Report on effectiveness of regional development agencies says it was not clear if government bodies had prioritised right schemes

One sixth of all development projects supported by England's regional development agencies are slowed or on hold, according to a report by the government's spending auditor.

The report, on the effectiveness of the regional development agencies, found that it was not clear that the government bodies had prioritised investing in the right schemes to maximise returns on public money. The RDAs have spent £5bn on physical regeneration projects since their inception in 1999.

The National Audit Office found many developers had in the downturn sought to reduce the quality of regeneration schemes, or racked up density, as well as asking for further government funding.

Amyas Morse, head of the National Audit Office, said: “The regional development agencies' efforts to encourage economic growth through a programme of physical regeneration have delivered real benefits. It is questionable, however, whether they could not have achieved even greater benefits from the £5bn they have committed. It is important that the RDAs establish better appraisal and evaluation methods to identify the projects which are most beneficial and then target their funding accordingly.”
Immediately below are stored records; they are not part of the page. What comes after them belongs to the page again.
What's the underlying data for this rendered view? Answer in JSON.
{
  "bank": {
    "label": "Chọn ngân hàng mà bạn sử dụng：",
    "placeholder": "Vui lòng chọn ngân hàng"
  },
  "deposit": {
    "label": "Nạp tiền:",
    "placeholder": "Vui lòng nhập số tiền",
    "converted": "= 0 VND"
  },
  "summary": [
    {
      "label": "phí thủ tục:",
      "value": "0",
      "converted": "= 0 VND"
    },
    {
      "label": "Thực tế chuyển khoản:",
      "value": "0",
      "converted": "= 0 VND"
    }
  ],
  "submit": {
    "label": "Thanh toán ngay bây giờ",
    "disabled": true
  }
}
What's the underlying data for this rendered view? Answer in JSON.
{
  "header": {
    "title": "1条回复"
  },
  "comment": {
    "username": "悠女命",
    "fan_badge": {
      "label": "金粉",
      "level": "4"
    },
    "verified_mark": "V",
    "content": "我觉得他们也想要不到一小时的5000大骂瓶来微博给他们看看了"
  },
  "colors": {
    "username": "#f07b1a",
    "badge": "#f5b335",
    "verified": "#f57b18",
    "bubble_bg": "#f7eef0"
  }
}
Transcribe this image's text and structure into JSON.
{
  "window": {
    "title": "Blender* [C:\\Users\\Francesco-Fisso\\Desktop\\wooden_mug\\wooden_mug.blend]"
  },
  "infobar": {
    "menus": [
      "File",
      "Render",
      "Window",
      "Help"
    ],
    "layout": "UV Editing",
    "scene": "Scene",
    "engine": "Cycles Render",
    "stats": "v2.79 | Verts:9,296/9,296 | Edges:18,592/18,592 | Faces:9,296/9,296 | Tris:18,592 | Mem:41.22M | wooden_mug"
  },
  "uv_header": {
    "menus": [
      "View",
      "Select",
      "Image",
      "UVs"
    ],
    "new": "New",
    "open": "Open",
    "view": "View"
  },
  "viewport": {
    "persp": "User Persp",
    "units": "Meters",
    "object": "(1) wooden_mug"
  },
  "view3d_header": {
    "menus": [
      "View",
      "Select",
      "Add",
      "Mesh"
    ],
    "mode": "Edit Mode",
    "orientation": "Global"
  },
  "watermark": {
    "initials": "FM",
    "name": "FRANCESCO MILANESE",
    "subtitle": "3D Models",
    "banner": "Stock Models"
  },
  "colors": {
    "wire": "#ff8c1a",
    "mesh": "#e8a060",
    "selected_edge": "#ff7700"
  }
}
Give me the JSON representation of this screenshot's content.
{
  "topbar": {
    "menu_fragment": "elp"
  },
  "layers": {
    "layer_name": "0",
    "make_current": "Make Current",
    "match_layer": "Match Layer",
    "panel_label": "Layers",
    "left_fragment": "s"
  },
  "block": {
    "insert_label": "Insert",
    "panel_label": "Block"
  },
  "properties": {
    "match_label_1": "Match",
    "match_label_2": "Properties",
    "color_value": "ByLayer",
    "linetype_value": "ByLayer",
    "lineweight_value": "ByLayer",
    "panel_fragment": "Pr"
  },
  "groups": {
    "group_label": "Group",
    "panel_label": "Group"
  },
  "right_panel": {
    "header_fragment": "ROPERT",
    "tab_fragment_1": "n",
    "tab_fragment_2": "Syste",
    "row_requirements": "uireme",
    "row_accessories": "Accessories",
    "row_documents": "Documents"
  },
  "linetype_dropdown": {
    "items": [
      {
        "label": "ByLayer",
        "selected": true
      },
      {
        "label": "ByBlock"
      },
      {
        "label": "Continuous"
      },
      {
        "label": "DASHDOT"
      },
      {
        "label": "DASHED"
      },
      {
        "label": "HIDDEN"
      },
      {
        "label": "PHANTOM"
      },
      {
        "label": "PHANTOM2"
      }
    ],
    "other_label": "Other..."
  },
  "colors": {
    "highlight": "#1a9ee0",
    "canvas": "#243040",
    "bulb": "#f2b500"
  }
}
A statement from Edward Leigh MP, chairman of the Public Accounts Committee, said: “The RDAs have paid some £60,000 so far for each additional job created. By overstating their impact, the RDAs could seriously undermine confidence in the positive work they do.”